(Excerpts from an interface dataset)
-=-=-
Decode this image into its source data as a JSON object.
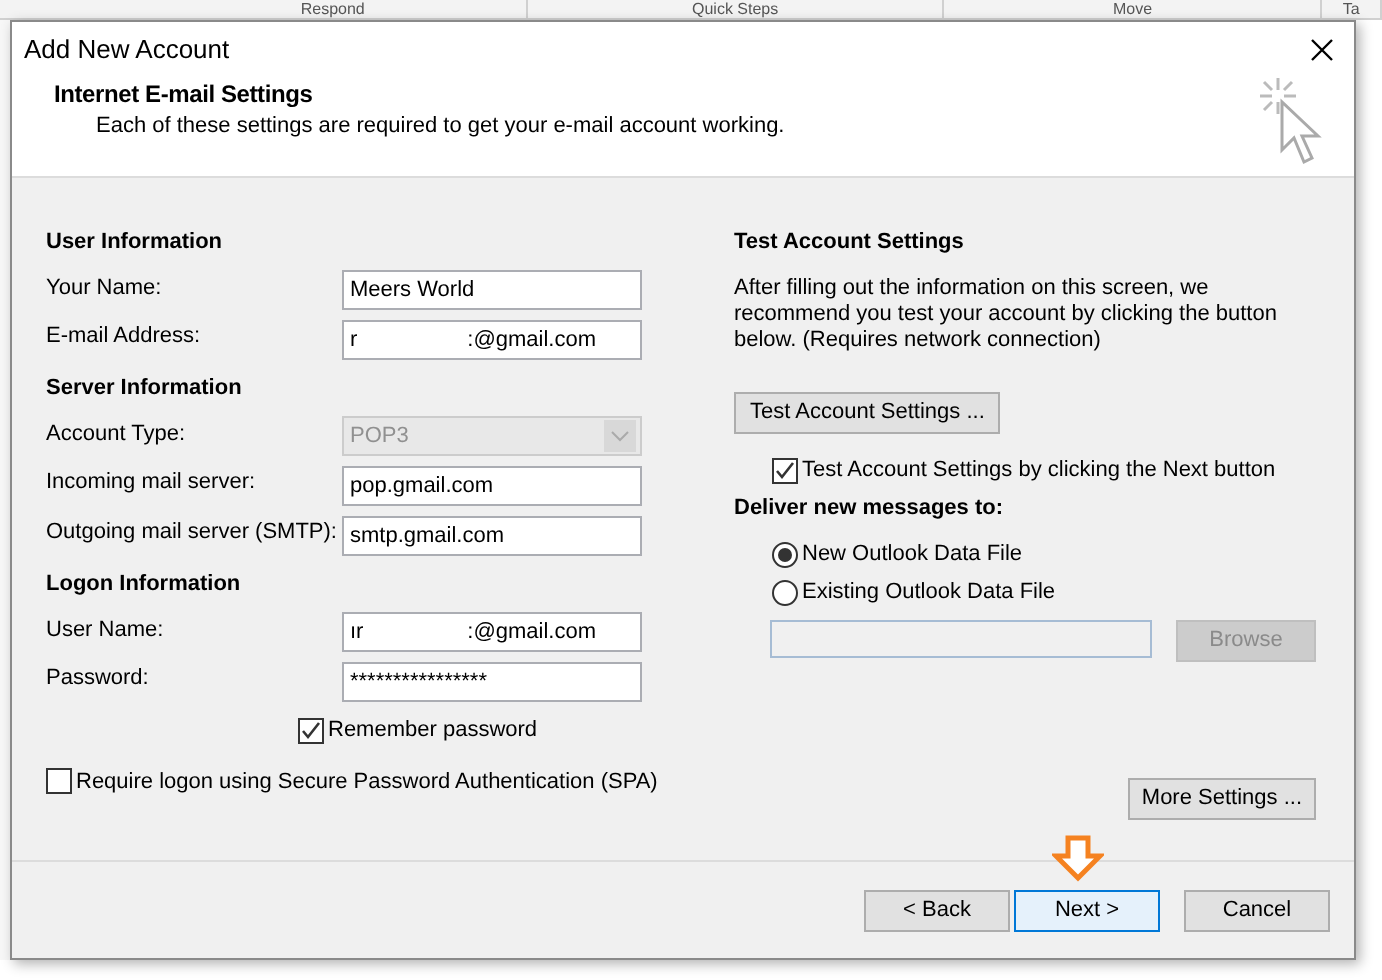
{
  "ribbon": {
    "groups": [
      "Respond",
      "Quick Steps",
      "Move",
      "Ta"
    ]
  },
  "dialog": {
    "title": "Add New Account",
    "header": {
      "title": "Internet E-mail Settings",
      "subtitle": "Each of these settings are required to get your e-mail account working."
    },
    "left_sections": [
      {
        "heading": "User Information",
        "rows": [
          {
            "kind": "text",
            "label": "Your Name:",
            "value": "Meers World"
          },
          {
            "kind": "text",
            "label": "E-mail Address:",
            "value": "r                  :@gmail.com"
          }
        ]
      },
      {
        "heading": "Server Information",
        "rows": [
          {
            "kind": "dropdown",
            "label": "Account Type:",
            "value": "POP3",
            "disabled": true
          },
          {
            "kind": "text",
            "label": "Incoming mail server:",
            "value": "pop.gmail.com"
          },
          {
            "kind": "text",
            "label": "Outgoing mail server (SMTP):",
            "value": "smtp.gmail.com"
          }
        ]
      },
      {
        "heading": "Logon Information",
        "rows": [
          {
            "kind": "text",
            "label": "User Name:",
            "value": "ır                 :@gmail.com"
          },
          {
            "kind": "text",
            "label": "Password:",
            "value": "****************"
          },
          {
            "kind": "checkbox",
            "label": "Remember password",
            "checked": true
          }
        ]
      }
    ],
    "spa_checkbox": {
      "label": "Require logon using Secure Password Authentication (SPA)",
      "checked": false
    },
    "test": {
      "heading": "Test Account Settings",
      "text": "After filling out the information on this screen, we recommend you test your account by clicking the button below. (Requires network connection)",
      "button": "Test Account Settings ...",
      "checkbox": {
        "label": "Test Account Settings by clicking the Next button",
        "checked": true
      }
    },
    "deliver": {
      "heading": "Deliver new messages to:",
      "options": [
        {
          "label": "New Outlook Data File",
          "selected": true
        },
        {
          "label": "Existing Outlook Data File",
          "selected": false
        }
      ],
      "browse": {
        "label": "Browse",
        "disabled": true
      }
    },
    "more_settings": "More Settings ...",
    "footer_buttons": [
      {
        "label": "< Back",
        "default": false,
        "pointer_arrow": false
      },
      {
        "label": "Next >",
        "default": true,
        "pointer_arrow": true
      },
      {
        "label": "Cancel",
        "default": false,
        "pointer_arrow": false
      }
    ]
  }
}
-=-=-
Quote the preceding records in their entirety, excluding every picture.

Decode this image into its source data as a JSON object.
{
  "ribbon": {
    "groups": [
      "Respond",
      "Quick Steps",
      "Move",
      "Ta"
    ]
  },
  "dialog": {
    "title": "Add New Account",
    "header": {
      "title": "Internet E-mail Settings",
      "subtitle": "Each of these settings are required to get your e-mail account working."
    },
    "left_sections": [
      {
        "heading": "User Information",
        "rows": [
          {
            "kind": "text",
            "label": "Your Name:",
            "value": "Meers World"
          },
          {
            "kind": "text",
            "label": "E-mail Address:",
            "value": "r                  :@gmail.com"
          }
        ]
      },
      {
        "heading": "Server Information",
        "rows": [
          {
            "kind": "dropdown",
            "label": "Account Type:",
            "value": "POP3",
            "disabled": true
          },
          {
            "kind": "text",
            "label": "Incoming mail server:",
            "value": "pop.gmail.com"
          },
          {
            "kind": "text",
            "label": "Outgoing mail server (SMTP):",
            "value": "smtp.gmail.com"
          }
        ]
      },
      {
        "heading": "Logon Information",
        "rows": [
          {
            "kind": "text",
            "label": "User Name:",
            "value": "ır                 :@gmail.com"
          },
          {
            "kind": "text",
            "label": "Password:",
            "value": "****************"
          },
          {
            "kind": "checkbox",
            "label": "Remember password",
            "checked": true
          }
        ]
      }
    ],
    "spa_checkbox": {
      "label": "Require logon using Secure Password Authentication (SPA)",
      "checked": false
    },
    "test": {
      "heading": "Test Account Settings",
      "text": "After filling out the information on this screen, we recommend you test your account by clicking the button below. (Requires network connection)",
      "button": "Test Account Settings ...",
      "checkbox": {
        "label": "Test Account Settings by clicking the Next button",
        "checked": true
      }
    },
    "deliver": {
      "heading": "Deliver new messages to:",
      "options": [
        {
          "label": "New Outlook Data File",
          "selected": true
        },
        {
          "label": "Existing Outlook Data File",
          "selected": false
        }
      ],
      "browse": {
        "label": "Browse",
        "disabled": true
      }
    },
    "more_settings": "More Settings ...",
    "footer_buttons": [
      {
        "label": "< Back",
        "default": false,
        "pointer_arrow": false
      },
      {
        "label": "Next >",
        "default": true,
        "pointer_arrow": true
      },
      {
        "label": "Cancel",
        "default": false,
        "pointer_arrow": false
      }
    ]
  }
}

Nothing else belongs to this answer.